EXERCISE BRIEF →
Go through the entries below and write each one out exactly.

LISTED RECORDS →
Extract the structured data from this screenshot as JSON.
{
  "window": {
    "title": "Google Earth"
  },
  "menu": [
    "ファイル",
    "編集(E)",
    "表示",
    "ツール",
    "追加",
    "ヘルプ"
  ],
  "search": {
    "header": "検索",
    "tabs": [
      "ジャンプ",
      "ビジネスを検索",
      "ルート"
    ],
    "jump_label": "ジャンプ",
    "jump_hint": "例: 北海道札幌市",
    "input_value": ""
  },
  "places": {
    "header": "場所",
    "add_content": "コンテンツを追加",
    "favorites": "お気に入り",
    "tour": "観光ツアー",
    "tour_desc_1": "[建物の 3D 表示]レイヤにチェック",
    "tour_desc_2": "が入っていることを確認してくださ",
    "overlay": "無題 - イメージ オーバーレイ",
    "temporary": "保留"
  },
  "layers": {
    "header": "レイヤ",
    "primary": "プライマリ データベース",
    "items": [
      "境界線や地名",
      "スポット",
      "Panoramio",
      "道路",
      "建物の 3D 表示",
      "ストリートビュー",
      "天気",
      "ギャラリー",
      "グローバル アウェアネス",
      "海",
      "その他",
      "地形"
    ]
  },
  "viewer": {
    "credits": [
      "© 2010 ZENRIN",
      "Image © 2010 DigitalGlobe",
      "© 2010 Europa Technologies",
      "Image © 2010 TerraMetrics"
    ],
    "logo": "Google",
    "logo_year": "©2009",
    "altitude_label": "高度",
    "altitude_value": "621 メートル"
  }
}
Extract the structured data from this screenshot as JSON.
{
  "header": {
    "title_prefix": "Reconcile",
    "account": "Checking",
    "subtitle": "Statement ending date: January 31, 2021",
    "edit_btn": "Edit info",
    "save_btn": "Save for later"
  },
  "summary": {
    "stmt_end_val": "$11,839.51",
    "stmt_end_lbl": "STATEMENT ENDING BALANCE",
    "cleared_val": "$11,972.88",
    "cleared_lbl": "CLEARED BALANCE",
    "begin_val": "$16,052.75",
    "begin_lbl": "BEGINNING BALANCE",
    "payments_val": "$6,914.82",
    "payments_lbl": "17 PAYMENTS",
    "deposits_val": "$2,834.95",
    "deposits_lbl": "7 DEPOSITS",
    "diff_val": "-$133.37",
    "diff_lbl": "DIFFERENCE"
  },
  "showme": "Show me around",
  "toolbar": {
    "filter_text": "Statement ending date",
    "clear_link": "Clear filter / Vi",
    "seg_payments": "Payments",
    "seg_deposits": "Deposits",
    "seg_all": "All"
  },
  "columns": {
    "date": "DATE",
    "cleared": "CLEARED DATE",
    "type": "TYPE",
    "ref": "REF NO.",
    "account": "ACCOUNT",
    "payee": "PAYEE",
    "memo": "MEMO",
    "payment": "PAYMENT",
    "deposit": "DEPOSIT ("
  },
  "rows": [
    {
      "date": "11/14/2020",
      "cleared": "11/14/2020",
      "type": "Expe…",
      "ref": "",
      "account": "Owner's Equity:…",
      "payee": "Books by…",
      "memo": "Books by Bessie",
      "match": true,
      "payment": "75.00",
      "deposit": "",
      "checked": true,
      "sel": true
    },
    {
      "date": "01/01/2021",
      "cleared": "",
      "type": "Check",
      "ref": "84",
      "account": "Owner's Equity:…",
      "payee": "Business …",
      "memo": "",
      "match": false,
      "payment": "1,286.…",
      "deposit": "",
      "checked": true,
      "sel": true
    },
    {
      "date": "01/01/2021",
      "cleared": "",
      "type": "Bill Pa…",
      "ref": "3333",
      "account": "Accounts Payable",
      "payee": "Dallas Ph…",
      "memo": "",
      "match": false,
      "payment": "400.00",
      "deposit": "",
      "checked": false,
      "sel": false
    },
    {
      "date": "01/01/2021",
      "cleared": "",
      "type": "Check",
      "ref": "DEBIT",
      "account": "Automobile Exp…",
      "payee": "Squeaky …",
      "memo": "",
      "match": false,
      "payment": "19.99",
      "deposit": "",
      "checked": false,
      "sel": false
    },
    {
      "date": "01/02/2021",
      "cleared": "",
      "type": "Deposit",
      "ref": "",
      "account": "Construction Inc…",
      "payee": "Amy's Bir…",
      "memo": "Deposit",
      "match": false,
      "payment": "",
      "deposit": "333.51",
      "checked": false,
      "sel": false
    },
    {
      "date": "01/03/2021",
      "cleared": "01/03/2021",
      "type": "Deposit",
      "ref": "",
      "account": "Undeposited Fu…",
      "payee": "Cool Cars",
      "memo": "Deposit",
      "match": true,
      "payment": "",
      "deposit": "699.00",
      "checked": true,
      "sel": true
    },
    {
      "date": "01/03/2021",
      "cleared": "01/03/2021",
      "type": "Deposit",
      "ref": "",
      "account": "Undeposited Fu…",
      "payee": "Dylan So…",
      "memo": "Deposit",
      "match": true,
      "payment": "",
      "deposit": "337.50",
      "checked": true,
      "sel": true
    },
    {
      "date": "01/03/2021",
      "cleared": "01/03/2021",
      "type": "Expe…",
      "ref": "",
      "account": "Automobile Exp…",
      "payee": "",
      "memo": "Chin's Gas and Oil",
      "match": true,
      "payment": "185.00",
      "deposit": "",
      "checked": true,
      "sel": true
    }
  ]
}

RESULT FOR THIS EXERCISE →
Extract the structured data from this screenshot as JSON.
{
  "window": {
    "title": "Google Earth"
  },
  "menu": [
    "ファイル",
    "編集(E)",
    "表示",
    "ツール",
    "追加",
    "ヘルプ"
  ],
  "search": {
    "header": "検索",
    "tabs": [
      "ジャンプ",
      "ビジネスを検索",
      "ルート"
    ],
    "jump_label": "ジャンプ",
    "jump_hint": "例: 北海道札幌市",
    "input_value": ""
  },
  "places": {
    "header": "場所",
    "add_content": "コンテンツを追加",
    "favorites": "お気に入り",
    "tour": "観光ツアー",
    "tour_desc_1": "[建物の 3D 表示]レイヤにチェック",
    "tour_desc_2": "が入っていることを確認してくださ",
    "overlay": "無題 - イメージ オーバーレイ",
    "temporary": "保留"
  },
  "layers": {
    "header": "レイヤ",
    "primary": "プライマリ データベース",
    "items": [
      "境界線や地名",
      "スポット",
      "Panoramio",
      "道路",
      "建物の 3D 表示",
      "ストリートビュー",
      "天気",
      "ギャラリー",
      "グローバル アウェアネス",
      "海",
      "その他",
      "地形"
    ]
  },
  "viewer": {
    "credits": [
      "© 2010 ZENRIN",
      "Image © 2010 DigitalGlobe",
      "© 2010 Europa Technologies",
      "Image © 2010 TerraMetrics"
    ],
    "logo": "Google",
    "logo_year": "©2009",
    "altitude_label": "高度",
    "altitude_value": "621 メートル"
  }
}
Extract the structured data from this screenshot as JSON.
{
  "header": {
    "title_prefix": "Reconcile",
    "account": "Checking",
    "subtitle": "Statement ending date: January 31, 2021",
    "edit_btn": "Edit info",
    "save_btn": "Save for later"
  },
  "summary": {
    "stmt_end_val": "$11,839.51",
    "stmt_end_lbl": "STATEMENT ENDING BALANCE",
    "cleared_val": "$11,972.88",
    "cleared_lbl": "CLEARED BALANCE",
    "begin_val": "$16,052.75",
    "begin_lbl": "BEGINNING BALANCE",
    "payments_val": "$6,914.82",
    "payments_lbl": "17 PAYMENTS",
    "deposits_val": "$2,834.95",
    "deposits_lbl": "7 DEPOSITS",
    "diff_val": "-$133.37",
    "diff_lbl": "DIFFERENCE"
  },
  "showme": "Show me around",
  "toolbar": {
    "filter_text": "Statement ending date",
    "clear_link": "Clear filter / Vi",
    "seg_payments": "Payments",
    "seg_deposits": "Deposits",
    "seg_all": "All"
  },
  "columns": {
    "date": "DATE",
    "cleared": "CLEARED DATE",
    "type": "TYPE",
    "ref": "REF NO.",
    "account": "ACCOUNT",
    "payee": "PAYEE",
    "memo": "MEMO",
    "payment": "PAYMENT",
    "deposit": "DEPOSIT ("
  },
  "rows": [
    {
      "date": "11/14/2020",
      "cleared": "11/14/2020",
      "type": "Expe…",
      "ref": "",
      "account": "Owner's Equity:…",
      "payee": "Books by…",
      "memo": "Books by Bessie",
      "match": true,
      "payment": "75.00",
      "deposit": "",
      "checked": true,
      "sel": true
    },
    {
      "date": "01/01/2021",
      "cleared": "",
      "type": "Check",
      "ref": "84",
      "account": "Owner's Equity:…",
      "payee": "Business …",
      "memo": "",
      "match": false,
      "payment": "1,286.…",
      "deposit": "",
      "checked": true,
      "sel": true
    },
    {
      "date": "01/01/2021",
      "cleared": "",
      "type": "Bill Pa…",
      "ref": "3333",
      "account": "Accounts Payable",
      "payee": "Dallas Ph…",
      "memo": "",
      "match": false,
      "payment": "400.00",
      "deposit": "",
      "checked": false,
      "sel": false
    },
    {
      "date": "01/01/2021",
      "cleared": "",
      "type": "Check",
      "ref": "DEBIT",
      "account": "Automobile Exp…",
      "payee": "Squeaky …",
      "memo": "",
      "match": false,
      "payment": "19.99",
      "deposit": "",
      "checked": false,
      "sel": false
    },
    {
      "date": "01/02/2021",
      "cleared": "",
      "type": "Deposit",
      "ref": "",
      "account": "Construction Inc…",
      "payee": "Amy's Bir…",
      "memo": "Deposit",
      "match": false,
      "payment": "",
      "deposit": "333.51",
      "checked": false,
      "sel": false
    },
    {
      "date": "01/03/2021",
      "cleared": "01/03/2021",
      "type": "Deposit",
      "ref": "",
      "account": "Undeposited Fu…",
      "payee": "Cool Cars",
      "memo": "Deposit",
      "match": true,
      "payment": "",
      "deposit": "699.00",
      "checked": true,
      "sel": true
    },
    {
      "date": "01/03/2021",
      "cleared": "01/03/2021",
      "type": "Deposit",
      "ref": "",
      "account": "Undeposited Fu…",
      "payee": "Dylan So…",
      "memo": "Deposit",
      "match": true,
      "payment": "",
      "deposit": "337.50",
      "checked": true,
      "sel": true
    },
    {
      "date": "01/03/2021",
      "cleared": "01/03/2021",
      "type": "Expe…",
      "ref": "",
      "account": "Automobile Exp…",
      "payee": "",
      "memo": "Chin's Gas and Oil",
      "match": true,
      "payment": "185.00",
      "deposit": "",
      "checked": true,
      "sel": true
    }
  ]
}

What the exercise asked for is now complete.